Abstract

The refinement of architectural space plays a catalytic role in the building’s energy balance. A different configuration on the deep energy building retrofit is presented in this paper, mainly by proposing strategies that hierarchize the invigoration of the building’s architectural design principals. These space qualities enable diversity of occupancy, environmental variability and facilitate the building envelope to operate efficiently as climate moderator. The main working hypothesis claims that bioclimatic trends, derived from primary architectural decisions of the early design phase, predispose the final energy performance of the existing building. Based on this hypothesis, the alternative retrofit proposal called Architectural Energy Retrofit (AER) strategy, focuses on the energy genetic code of these basic architectural features. It argues that their holistic revival and refinement, indoors and outdoors will pave the way for the building’s energy retrofit and a regeneration of the space. 

A school complex, old and energy-consuming, has been selected as the case study to test this theory. By solely applying architectural interventions, a reduction of 44% energy demand was achieved. The results highlighted the challenges of “quantifying” the energy efficiency of architecture. However, by exploring and focusing on the non-energy co-benefits, it also seeks to expand the perspective of energy efficiency beyond the traditional measures, by identifying and measuring its impacts across many different spheres.

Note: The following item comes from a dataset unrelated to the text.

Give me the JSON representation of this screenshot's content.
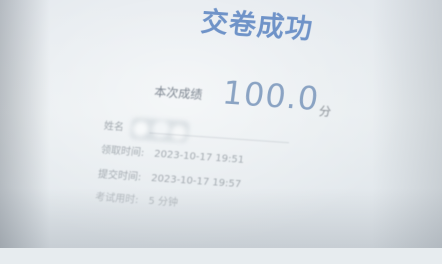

AER, as a counterproposal, wishes to add a new base of discussion on deep energy retrofit strategies as it follows a diametrically opposed direction than that of the typical practices. The building, instead of being “sealed” and strictly controlling its environment,  “opens” and interacts with its surroundings.

 

Keywords

Deep energy retrofit;
Energy-demand control;
Sustainable rehabilitation practices;
Quantifying architectural disciplines;
Non-energy benefits;
Added-value;
Architectural energy retrofit